*TASK TO COMPLETE*
Show all lines below holding the string "this".

● ● ● ●

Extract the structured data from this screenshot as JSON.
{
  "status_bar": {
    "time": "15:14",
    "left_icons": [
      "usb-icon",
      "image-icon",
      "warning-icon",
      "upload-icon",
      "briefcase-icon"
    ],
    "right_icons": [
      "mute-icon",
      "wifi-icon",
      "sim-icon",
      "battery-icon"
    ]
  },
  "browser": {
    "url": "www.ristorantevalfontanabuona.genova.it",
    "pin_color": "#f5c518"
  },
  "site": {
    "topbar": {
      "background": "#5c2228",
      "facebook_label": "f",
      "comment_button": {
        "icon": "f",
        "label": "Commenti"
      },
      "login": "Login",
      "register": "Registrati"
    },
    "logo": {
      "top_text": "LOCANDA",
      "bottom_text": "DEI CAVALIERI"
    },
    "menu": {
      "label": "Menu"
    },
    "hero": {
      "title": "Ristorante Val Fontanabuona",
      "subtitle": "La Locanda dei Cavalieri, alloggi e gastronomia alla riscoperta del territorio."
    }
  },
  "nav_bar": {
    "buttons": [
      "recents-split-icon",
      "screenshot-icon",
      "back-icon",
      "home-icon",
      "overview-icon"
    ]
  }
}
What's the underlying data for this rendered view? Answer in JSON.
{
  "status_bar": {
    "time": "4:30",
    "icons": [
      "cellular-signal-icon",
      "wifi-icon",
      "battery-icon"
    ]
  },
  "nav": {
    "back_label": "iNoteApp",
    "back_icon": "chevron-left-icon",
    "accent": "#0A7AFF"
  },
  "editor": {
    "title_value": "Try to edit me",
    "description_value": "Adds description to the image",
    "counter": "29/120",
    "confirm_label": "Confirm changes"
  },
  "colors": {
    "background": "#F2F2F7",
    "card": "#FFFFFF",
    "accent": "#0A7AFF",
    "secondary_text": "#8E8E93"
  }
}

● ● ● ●

*PROBLEM SOLUTION*
Extract the structured data from this screenshot as JSON.
What's the underlying data for this rendered view? Answer in JSON.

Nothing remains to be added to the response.